> [WORK REQUIRED]: The data below should be printed in full, exactly, and without any of its images.

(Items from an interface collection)
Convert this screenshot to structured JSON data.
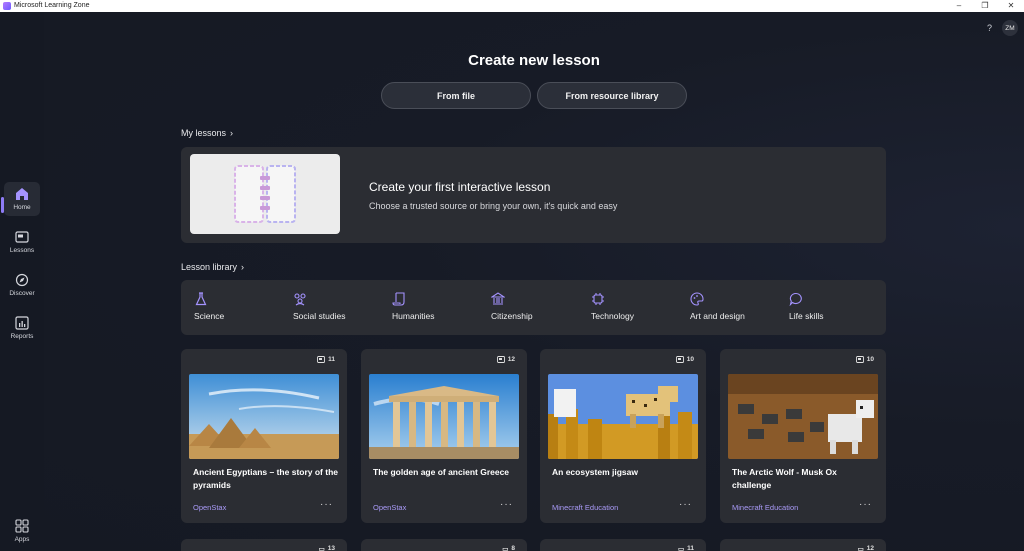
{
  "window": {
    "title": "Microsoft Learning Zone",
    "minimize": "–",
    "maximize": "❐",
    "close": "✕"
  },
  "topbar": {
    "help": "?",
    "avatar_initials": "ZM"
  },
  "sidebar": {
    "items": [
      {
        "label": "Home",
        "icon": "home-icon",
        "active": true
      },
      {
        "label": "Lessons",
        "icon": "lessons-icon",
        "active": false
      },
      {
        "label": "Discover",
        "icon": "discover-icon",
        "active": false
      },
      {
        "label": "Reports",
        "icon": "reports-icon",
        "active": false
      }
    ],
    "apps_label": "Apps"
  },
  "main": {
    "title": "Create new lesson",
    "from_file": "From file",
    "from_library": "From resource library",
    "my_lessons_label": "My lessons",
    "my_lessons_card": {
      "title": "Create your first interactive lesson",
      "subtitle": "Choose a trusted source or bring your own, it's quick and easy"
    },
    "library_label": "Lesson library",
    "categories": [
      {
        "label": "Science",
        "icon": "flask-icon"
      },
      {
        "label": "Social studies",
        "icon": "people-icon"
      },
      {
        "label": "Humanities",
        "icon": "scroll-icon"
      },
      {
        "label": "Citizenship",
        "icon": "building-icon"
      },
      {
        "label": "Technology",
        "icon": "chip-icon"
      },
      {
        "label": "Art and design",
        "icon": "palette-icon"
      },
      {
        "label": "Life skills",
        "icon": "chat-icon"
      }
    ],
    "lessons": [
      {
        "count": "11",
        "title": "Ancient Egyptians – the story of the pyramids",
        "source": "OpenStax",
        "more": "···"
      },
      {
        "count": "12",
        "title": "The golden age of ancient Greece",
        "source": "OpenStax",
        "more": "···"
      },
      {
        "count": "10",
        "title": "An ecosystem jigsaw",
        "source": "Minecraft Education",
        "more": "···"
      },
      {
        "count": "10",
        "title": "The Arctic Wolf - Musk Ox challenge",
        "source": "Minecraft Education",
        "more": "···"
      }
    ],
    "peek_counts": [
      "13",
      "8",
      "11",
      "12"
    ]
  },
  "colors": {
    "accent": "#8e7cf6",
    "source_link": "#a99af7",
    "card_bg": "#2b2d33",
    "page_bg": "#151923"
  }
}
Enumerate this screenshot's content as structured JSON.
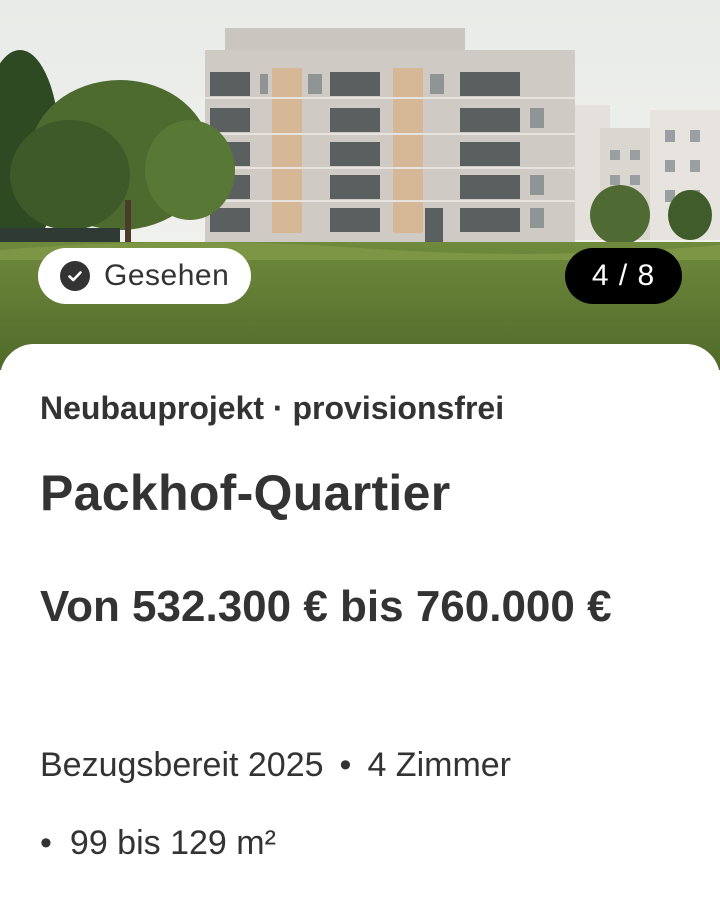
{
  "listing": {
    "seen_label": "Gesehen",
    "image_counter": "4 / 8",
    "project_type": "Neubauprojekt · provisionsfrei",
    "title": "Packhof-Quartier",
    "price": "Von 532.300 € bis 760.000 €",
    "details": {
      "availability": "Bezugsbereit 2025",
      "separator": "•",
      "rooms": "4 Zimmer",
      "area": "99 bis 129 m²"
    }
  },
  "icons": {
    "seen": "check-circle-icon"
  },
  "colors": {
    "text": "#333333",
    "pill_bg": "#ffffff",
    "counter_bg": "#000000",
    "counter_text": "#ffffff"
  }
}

> [FINISHED EXERCISE]:
Convert this screenshot to structured JSON data.
{
  "window": {
    "title": "Microsoft Learning Zone",
    "minimize": "–",
    "maximize": "❐",
    "close": "✕"
  },
  "topbar": {
    "help": "?",
    "avatar_initials": "ZM"
  },
  "sidebar": {
    "items": [
      {
        "label": "Home",
        "icon": "home-icon",
        "active": true
      },
      {
        "label": "Lessons",
        "icon": "lessons-icon",
        "active": false
      },
      {
        "label": "Discover",
        "icon": "discover-icon",
        "active": false
      },
      {
        "label": "Reports",
        "icon": "reports-icon",
        "active": false
      }
    ],
    "apps_label": "Apps"
  },
  "main": {
    "title": "Create new lesson",
    "from_file": "From file",
    "from_library": "From resource library",
    "my_lessons_label": "My lessons",
    "my_lessons_card": {
      "title": "Create your first interactive lesson",
      "subtitle": "Choose a trusted source or bring your own, it's quick and easy"
    },
    "library_label": "Lesson library",
    "categories": [
      {
        "label": "Science",
        "icon": "flask-icon"
      },
      {
        "label": "Social studies",
        "icon": "people-icon"
      },
      {
        "label": "Humanities",
        "icon": "scroll-icon"
      },
      {
        "label": "Citizenship",
        "icon": "building-icon"
      },
      {
        "label": "Technology",
        "icon": "chip-icon"
      },
      {
        "label": "Art and design",
        "icon": "palette-icon"
      },
      {
        "label": "Life skills",
        "icon": "chat-icon"
      }
    ],
    "lessons": [
      {
        "count": "11",
        "title": "Ancient Egyptians – the story of the pyramids",
        "source": "OpenStax",
        "more": "···"
      },
      {
        "count": "12",
        "title": "The golden age of ancient Greece",
        "source": "OpenStax",
        "more": "···"
      },
      {
        "count": "10",
        "title": "An ecosystem jigsaw",
        "source": "Minecraft Education",
        "more": "···"
      },
      {
        "count": "10",
        "title": "The Arctic Wolf - Musk Ox challenge",
        "source": "Minecraft Education",
        "more": "···"
      }
    ],
    "peek_counts": [
      "13",
      "8",
      "11",
      "12"
    ]
  },
  "colors": {
    "accent": "#8e7cf6",
    "source_link": "#a99af7",
    "card_bg": "#2b2d33",
    "page_bg": "#151923"
  }
}
Enumerate this screenshot's content as structured JSON.
{
  "listing": {
    "seen_label": "Gesehen",
    "image_counter": "4 / 8",
    "project_type": "Neubauprojekt · provisionsfrei",
    "title": "Packhof-Quartier",
    "price": "Von 532.300 € bis 760.000 €",
    "details": {
      "availability": "Bezugsbereit 2025",
      "separator": "•",
      "rooms": "4 Zimmer",
      "area": "99 bis 129 m²"
    }
  },
  "icons": {
    "seen": "check-circle-icon"
  },
  "colors": {
    "text": "#333333",
    "pill_bg": "#ffffff",
    "counter_bg": "#000000",
    "counter_text": "#ffffff"
  }
}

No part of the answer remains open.